Five faults of capitalism: market failure
As an economic system, capitalism is prone to market failure due to the inefficiency of the market to allocate certain goods and resources. Invariably, the freedom of individuals and firms to use any means to pursue their own self-interest leads to apocryphal results for society as a whole. Free market economic systems allow goods to be sold to the highest bidder, which results in economic inefficiency as goods are distributed on the basis of who can afford them rather than being distributed on the basis of who needs and values them most.
The result is the duality of capitalism: a “sacrosanct” economic system favored due to its simplicity, yet devoid of moral conscience or direction.
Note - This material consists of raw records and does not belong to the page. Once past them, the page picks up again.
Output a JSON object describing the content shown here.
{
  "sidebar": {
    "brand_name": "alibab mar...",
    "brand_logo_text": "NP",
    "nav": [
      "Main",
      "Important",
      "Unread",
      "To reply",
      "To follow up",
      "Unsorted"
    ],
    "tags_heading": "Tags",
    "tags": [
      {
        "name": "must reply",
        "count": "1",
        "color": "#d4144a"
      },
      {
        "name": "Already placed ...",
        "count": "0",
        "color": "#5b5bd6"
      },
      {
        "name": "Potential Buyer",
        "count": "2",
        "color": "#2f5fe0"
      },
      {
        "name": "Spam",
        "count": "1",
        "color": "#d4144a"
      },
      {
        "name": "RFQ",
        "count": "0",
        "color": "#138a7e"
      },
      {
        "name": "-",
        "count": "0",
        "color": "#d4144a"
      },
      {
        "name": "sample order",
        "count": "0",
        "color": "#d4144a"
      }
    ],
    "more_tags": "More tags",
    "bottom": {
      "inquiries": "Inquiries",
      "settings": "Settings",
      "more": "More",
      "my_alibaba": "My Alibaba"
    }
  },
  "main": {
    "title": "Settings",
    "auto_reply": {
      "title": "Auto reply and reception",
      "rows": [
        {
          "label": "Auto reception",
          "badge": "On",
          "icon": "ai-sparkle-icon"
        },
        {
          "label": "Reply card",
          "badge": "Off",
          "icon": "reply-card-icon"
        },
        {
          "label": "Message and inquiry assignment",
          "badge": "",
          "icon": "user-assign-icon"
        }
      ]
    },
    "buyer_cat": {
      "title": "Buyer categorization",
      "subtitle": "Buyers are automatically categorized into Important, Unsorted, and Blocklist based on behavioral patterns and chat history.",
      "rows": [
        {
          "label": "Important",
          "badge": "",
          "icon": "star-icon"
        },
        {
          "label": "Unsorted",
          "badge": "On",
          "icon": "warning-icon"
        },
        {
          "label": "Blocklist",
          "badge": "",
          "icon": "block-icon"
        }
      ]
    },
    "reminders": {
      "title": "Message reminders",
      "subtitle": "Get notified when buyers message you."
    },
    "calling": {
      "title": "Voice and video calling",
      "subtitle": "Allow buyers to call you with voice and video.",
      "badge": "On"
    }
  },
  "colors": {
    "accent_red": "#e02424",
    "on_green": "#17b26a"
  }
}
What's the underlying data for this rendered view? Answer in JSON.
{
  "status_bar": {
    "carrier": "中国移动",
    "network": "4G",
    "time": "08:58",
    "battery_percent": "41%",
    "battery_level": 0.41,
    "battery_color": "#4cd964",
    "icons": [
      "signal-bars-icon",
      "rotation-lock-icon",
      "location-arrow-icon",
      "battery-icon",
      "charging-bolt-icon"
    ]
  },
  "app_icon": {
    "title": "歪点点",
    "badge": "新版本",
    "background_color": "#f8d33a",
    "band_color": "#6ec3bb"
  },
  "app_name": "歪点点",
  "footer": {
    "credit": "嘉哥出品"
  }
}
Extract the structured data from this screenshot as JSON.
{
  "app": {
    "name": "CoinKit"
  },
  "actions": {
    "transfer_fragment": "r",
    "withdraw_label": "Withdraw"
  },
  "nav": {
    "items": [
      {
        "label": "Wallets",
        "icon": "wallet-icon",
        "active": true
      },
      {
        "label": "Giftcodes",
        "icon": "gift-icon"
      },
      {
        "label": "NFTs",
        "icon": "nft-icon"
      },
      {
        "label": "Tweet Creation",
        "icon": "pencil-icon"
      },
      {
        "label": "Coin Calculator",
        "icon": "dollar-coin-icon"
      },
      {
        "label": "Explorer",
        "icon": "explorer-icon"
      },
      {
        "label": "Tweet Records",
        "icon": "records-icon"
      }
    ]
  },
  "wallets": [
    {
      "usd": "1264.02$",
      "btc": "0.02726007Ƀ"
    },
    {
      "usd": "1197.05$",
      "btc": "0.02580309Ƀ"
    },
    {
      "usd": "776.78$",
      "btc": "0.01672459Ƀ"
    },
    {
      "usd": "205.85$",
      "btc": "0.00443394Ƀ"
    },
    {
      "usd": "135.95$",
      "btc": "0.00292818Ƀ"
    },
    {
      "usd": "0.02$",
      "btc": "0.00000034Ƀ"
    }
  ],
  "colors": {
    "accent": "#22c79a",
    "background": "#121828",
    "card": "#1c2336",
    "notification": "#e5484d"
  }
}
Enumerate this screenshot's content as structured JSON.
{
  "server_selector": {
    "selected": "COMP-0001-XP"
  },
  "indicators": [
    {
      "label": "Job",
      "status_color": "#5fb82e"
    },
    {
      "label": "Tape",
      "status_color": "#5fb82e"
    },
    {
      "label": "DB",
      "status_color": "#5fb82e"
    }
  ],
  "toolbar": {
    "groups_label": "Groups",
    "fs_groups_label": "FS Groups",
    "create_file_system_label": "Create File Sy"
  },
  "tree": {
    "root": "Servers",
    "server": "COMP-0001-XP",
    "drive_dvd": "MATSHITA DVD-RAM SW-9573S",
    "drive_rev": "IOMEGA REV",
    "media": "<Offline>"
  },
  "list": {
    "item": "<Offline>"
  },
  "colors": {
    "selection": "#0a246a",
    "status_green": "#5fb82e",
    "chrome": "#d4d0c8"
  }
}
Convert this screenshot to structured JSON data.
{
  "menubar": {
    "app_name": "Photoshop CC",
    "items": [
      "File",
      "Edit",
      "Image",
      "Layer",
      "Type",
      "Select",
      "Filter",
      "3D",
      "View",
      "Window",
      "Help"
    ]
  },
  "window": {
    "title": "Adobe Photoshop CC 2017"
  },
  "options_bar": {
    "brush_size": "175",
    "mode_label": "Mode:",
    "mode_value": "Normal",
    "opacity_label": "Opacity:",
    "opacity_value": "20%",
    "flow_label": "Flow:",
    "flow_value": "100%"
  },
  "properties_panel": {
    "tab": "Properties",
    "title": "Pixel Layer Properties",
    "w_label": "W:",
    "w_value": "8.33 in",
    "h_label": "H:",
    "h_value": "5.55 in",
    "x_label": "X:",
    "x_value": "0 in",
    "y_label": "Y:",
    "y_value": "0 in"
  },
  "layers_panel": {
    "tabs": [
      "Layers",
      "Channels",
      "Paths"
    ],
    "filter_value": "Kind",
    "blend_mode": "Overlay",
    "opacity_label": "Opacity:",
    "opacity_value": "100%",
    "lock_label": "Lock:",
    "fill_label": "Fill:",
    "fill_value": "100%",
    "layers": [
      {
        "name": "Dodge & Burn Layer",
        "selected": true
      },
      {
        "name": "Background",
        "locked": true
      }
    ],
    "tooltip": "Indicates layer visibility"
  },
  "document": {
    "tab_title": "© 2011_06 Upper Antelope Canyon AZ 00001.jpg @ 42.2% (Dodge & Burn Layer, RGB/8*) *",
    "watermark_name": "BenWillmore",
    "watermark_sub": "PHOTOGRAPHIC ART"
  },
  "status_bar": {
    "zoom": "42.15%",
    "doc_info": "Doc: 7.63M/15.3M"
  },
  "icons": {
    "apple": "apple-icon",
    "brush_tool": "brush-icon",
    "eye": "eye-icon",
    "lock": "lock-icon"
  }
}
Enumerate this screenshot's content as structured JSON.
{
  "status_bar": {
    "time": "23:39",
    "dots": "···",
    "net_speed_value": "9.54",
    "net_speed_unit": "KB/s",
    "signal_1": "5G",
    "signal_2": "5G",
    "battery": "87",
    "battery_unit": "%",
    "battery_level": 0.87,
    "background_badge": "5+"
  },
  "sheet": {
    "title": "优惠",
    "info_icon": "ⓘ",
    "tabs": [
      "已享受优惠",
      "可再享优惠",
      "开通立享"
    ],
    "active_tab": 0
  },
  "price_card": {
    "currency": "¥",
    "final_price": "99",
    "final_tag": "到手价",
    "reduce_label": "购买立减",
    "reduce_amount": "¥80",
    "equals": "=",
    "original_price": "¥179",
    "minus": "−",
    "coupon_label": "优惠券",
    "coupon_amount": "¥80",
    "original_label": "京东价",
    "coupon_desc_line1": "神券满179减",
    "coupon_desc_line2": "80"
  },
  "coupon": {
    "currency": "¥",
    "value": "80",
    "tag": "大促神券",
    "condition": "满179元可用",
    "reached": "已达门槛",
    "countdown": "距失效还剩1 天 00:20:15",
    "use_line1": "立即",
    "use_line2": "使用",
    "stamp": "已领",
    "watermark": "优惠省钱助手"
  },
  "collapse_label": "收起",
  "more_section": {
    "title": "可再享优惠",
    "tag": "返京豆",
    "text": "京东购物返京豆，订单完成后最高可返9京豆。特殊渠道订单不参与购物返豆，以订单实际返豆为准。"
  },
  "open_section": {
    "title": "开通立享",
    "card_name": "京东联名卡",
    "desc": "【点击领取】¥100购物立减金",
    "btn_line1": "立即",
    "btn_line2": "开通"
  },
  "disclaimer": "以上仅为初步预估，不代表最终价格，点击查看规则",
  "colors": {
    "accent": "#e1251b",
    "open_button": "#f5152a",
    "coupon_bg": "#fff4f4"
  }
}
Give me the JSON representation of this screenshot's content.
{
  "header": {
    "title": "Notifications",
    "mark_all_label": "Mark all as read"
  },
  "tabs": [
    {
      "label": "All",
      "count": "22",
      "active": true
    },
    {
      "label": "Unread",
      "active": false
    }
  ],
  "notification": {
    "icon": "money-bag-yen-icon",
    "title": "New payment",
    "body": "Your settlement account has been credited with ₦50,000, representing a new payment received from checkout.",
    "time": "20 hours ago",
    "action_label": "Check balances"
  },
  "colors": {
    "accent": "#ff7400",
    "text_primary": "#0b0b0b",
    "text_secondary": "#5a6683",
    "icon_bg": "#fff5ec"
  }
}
Since resources are allocated strictly on the basis of consumers’ availability and willingness to pay, free markets result in imperfect information distribution and imperfect competition. Consequently, free market capitalism leads to comparative advantages for the rich over the poor; the rich can afford better food, education, housing and transportation than the poor. Prices serve as the sole determinant of who can afford which goods and services, regardless of the ethical implications of the rich’s comparative economic advantage.
Agents in a free market can acquire market power, owning the majority of the market for a certain good or service. This allows these individuals and firms to prevent mutually beneficial trades from occurring as their high control of the market allows them to use their leverage to gain a comparative advantage. Ultimately, this leads to market inefficiency through forms of imperfect competition such as monopolies or monopolistic competition. The monopolistic power gained by these firms allows them to restrict output in order to artificially raise prices and profit.
One example of how capitalism leads to market failure can be seen by looking at the state of the health care system in the United States. As Douglas Smith noted in a recent blog post for Naked Capitalism called “Profiting From Market Failure: How Today’s Capitalists Bring Bad Things in Life”: “Instead of taking Joe Wilson-style risks on innovation, too many captains of the healthcare industry and the capitalists who fund them choose to perpetuate market failures and enrich themselves in the process. They ‘just say no’ to the risks inherent in searching for new life-saving drugs and treatments. Ditto to opportunities to dramatically expand access to those who currently cannot afford them. For these well-off incumbents, there is simply too much profit to be made by raising prices, manipulating intellectual property protections, bribing doctors, misleading the public, cutting costs, and choking distribution.” Wilson was the founder of the Xerox Corporation.
The health care market, instead of perpetuating and supporting the development and dissipation of life-saving drugs, supports profit maximization though underhanded methods, thereby restricting access to only the wealthiest citizens.
Similar phenomena can be seen in the health insurance industry, as Smith further explains: “Those with power avoid risking capital on innovative solutions that might expand insurance to the tens of millions of Americans without it. The same high priests of capitalism erect ever more complex, unreadable insurance policies supported by ever more withering and costly administrative procedures that, when combined, perpetuate a huge market failure: only a small percentage of premium dollars actually going to pay for care. Insurance markets go to war with customers in ways that increase, not diminish, the odds that folks who think they have coverage actually don’t.”
This phenomenon Smith speaks of is the result of a largely private insurance system whose profit-maximizing objectives are misaligned with patients’ needs. Insurance providers have a distinct financial incentive to deny services to the ill, turning away those who need medical coverage most in the name of maximizing profit.
Unfortunately, this means that the private insurance industry’s financial incentives actually entail providing coverage to those who need it least, and withholding coverage from those who need it most.
As illustrated by the health care and insurance industries in the United States, the free market, although efficient at distributing certain goods, is inefficient when it comes to distributing goods and services that are not most efficiently distributed to those who can best afford them.
This market failure exemplifies the necessity to develop alternative methods for distributing these types of goods and services, supporting the notion that although the free market can fairly and efficiently distribute most goods and services, markets are not the best means for distributing all goods and services.
Capitalism is simple; this I do not dispute. Efficient? Equitable? I respectfully disagree.
Makai McClintock is a Collegian columnist. He can be reached at firstname.lastname@example.org.